Grown in gardens as an attractive groundcover 

Ajuga reptans bugleherb

Plant grows in the wild/spontaneously

This perennial plant is an alien species brought to America from Eurasia by early colonists. It now grows wild in eastern United States and Canada and in parts of the American Northwest.

Like most members of the mint family it has a stem that is square in cross section. It is a sprawling plant that tends to rapidly form large colonies and sending up taller vertical flowering stalks. The flowers are borne on a 4-6 inch, downy, leafy erect stem. The individual flowers are small with a short upper lip protecting the stamens and a pistil and a larger 3 lobed lower lip. Flowers usually have a natural color of powder blue or purple, with darker veins on the lower lip. The blooming period is  May to June.

The leaves are dark green with purple highlights. These leaves are both basal and found on the flowering stalk. They are oblong, oval or spoon-shaped. This species mostly reproduces asexually, primarily by runners. Although bees pollinate the flowers, many of its seeds are not fertile. It can be found in fields, disturbed areas and along roadsides in partial shade. It is drought-resistant. The plant is aromatic but bitter tasting. It had been used widely in herbal medicine, but is seldom used in modern times.

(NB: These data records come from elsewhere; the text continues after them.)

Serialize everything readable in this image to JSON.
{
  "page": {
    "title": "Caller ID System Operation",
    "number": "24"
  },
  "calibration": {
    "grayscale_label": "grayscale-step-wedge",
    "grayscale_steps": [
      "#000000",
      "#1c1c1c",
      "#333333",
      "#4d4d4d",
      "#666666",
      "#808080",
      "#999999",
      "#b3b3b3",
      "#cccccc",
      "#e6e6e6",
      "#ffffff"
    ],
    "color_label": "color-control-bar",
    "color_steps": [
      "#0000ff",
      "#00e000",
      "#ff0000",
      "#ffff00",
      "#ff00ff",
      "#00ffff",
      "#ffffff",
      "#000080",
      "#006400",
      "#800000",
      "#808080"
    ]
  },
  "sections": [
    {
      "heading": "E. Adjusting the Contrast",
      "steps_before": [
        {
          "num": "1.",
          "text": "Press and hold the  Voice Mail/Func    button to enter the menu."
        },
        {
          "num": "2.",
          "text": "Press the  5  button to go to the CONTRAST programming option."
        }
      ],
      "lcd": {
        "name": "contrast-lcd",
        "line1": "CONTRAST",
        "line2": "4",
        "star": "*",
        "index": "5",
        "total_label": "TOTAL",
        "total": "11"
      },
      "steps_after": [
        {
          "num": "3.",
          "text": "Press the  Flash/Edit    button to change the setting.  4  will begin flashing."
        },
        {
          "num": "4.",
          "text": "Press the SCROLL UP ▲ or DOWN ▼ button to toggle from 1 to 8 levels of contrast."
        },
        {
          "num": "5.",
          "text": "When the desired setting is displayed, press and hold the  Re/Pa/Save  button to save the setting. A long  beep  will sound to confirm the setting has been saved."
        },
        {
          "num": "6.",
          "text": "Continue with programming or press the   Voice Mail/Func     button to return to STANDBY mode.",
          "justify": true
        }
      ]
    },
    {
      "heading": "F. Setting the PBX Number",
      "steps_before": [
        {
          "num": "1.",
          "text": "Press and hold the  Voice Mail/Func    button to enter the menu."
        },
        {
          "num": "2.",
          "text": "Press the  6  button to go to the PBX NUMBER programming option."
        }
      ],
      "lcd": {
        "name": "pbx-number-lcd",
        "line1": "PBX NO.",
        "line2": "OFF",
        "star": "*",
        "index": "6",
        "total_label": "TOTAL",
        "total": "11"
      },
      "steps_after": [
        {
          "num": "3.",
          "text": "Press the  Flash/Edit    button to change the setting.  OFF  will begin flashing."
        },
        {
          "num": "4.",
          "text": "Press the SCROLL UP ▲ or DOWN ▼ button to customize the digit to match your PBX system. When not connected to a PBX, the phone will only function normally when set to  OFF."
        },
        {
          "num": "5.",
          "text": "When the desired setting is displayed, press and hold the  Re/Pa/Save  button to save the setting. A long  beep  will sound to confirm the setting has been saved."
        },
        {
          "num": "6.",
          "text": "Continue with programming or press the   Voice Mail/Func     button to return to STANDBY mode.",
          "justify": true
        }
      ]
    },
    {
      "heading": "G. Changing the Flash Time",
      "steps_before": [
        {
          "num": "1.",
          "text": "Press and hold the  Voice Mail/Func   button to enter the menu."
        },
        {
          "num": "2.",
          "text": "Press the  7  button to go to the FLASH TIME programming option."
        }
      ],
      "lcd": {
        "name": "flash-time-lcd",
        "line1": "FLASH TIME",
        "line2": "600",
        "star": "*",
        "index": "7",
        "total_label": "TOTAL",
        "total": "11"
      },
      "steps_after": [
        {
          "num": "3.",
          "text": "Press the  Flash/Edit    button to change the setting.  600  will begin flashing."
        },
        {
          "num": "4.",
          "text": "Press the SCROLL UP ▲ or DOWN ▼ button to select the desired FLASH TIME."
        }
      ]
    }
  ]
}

In gardens, it can be a useful ground cover or border plant in areas with well-drained soil. A number of cultivars can be purchased with flower colors that can be blue, purple, pink or white. It will readily grow in shady or sandy places in a lawn where grass does not grow well. The problem with using it in a garden is its tendency to spread rapidly into areas where it is not wanted. Deer and rabbits tend to avoid eating this plant. It readily naturalizes and may compete with some native plants in some places.

Contributed by: Mark Welchley

Grows in damp woods and fields.

See distribution map at Bonap Map.

Wetland code:  Not classified

Flowers May to June.

Ajuga reptans bugleherb

Plant grows in the wild/spontaneously
Ajuga reptans gallery
Plant Life-Form
perennial forb
Common Names
bugleherb bugleweed